Al Masar Gallery: ‘Impulsive Expressionism II’ by Omar El Nagdi
Tanya El Kashef
Born in 1931, Omar El Nagdi is one of the most well-known Egyptian artists of our time. Defined as an artist, philosopher, musician and even director, El Nagdi has exhibited in several countries around the world and obtained numerous awards, including the Alexandria Biennale, which he has won on three different occasions. Currently exhibiting at Al Masar Gallery in Zamalek, ‘Impulsive Expressionism II’ is the perfect collection to get to know the artist.
The high ceilinged gallery is a good fit for El Nagdi’s poised pieces. Filling every turn and corner, the collection has work that dates as far back as 1960, leading up to 2013. There is no chronological order to the paintings; rather, the old and the new are set to be juxtaposed in varying degrees for comparison. An example of this is ‘Standing Figures’ (2008), which is far more abstract than his later work – which usually utilises a strong use of lines and gold leaf in their palette – and instead has blurred subjects and uses primary colours. This piece hangs next to ‘Compositions I’ and ‘Abstract Family’, and while they look like they are part of the same collection, the latter two were in fact painted this year.

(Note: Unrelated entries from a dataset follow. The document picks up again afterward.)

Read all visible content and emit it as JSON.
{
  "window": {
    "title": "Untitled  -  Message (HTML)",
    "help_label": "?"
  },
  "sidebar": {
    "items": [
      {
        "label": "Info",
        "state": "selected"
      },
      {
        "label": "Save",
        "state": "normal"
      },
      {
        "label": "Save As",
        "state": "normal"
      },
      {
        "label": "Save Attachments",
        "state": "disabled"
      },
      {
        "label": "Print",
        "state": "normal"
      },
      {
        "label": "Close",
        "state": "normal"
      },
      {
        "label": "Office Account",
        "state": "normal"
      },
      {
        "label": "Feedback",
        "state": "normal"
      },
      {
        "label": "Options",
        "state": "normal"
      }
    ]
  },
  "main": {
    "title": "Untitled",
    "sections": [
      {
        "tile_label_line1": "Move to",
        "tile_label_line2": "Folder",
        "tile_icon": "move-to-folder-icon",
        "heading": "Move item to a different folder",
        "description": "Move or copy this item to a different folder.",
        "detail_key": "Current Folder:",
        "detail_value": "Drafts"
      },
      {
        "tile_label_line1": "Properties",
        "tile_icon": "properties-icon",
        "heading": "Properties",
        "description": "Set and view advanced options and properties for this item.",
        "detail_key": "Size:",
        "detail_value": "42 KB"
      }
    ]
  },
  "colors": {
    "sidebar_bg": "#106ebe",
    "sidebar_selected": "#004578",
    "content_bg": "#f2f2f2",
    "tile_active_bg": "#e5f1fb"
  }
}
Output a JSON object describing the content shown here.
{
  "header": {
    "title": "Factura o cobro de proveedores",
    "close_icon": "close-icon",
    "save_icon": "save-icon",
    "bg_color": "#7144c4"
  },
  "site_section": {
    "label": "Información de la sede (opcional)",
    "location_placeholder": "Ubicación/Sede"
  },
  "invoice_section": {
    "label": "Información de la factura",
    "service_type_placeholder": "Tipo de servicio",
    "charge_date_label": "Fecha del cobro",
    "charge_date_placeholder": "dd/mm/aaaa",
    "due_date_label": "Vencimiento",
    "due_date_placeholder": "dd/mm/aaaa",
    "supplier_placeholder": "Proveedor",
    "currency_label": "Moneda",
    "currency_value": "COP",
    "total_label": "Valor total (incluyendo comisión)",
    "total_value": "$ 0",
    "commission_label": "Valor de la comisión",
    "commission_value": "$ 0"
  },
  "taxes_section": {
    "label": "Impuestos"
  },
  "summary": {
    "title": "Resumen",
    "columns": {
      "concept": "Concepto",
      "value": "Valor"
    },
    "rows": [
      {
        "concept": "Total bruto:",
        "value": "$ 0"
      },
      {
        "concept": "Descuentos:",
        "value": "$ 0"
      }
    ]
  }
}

‘The Harem’ (2012) and ‘The Knight & the Bride’ (2010) are typical of the aforementioned style that predominantly uses gold leaf, but the most exquisite example of this is offered in ‘Chess’ (2013). The scene shows women standing, one is leaning out of a window with a bird in her hand; the cleanliness of lines, the intricate detailing in the border of the window and the stark black and white tiled flooring, are all mesmerising. The almost 3D quality to it is simply stunning.
2011 pieces ‘Nubian Boy’, ‘Al Fallaha’ and ‘A Pharaoh’ reflect the sculptor in El Nagdi; they are created in relief, on wood, and have what seems like gravel and sand on their surfaces. Rawer in the use colours, as well as in the subjects themselves, it’s difficult not to reach out and touch the textured surface.
Towards the back of the gallery, a different side of his abilities and tastes are in evidence. Work from 2009 is much simpler and the canvas is left emptier than in other pieces. ‘El Fanous I’ is essentially a watercolour sketch, significantly smaller in size, yet equally engaging.
One consistent element, however, is El Nagdi’s uses of Egyptian culture in his art; the imagery is very traditional and relatable, though whimsical at the same time. While the essence is consistent throughout his work, and within this collection, there are also variables and tangents that are immediately noticeable. But whether through the use of either watercolour or mixed media, working on wood or linen, using a regal gold or preferring soothing earth colours; his manipulation of tools is a sight to marvel.
‘Impulsive Expressionism II’ doesn’t offer anything new; the artist has not diverted greatly from work produced in 2009 for example. However, the collection goes far back enough to allow us to see his progression in retrospect. One thing is certain, though; regardless of the size of the painting, the subject, or the technique, the invitation to absorb the details of every piece is undeniable.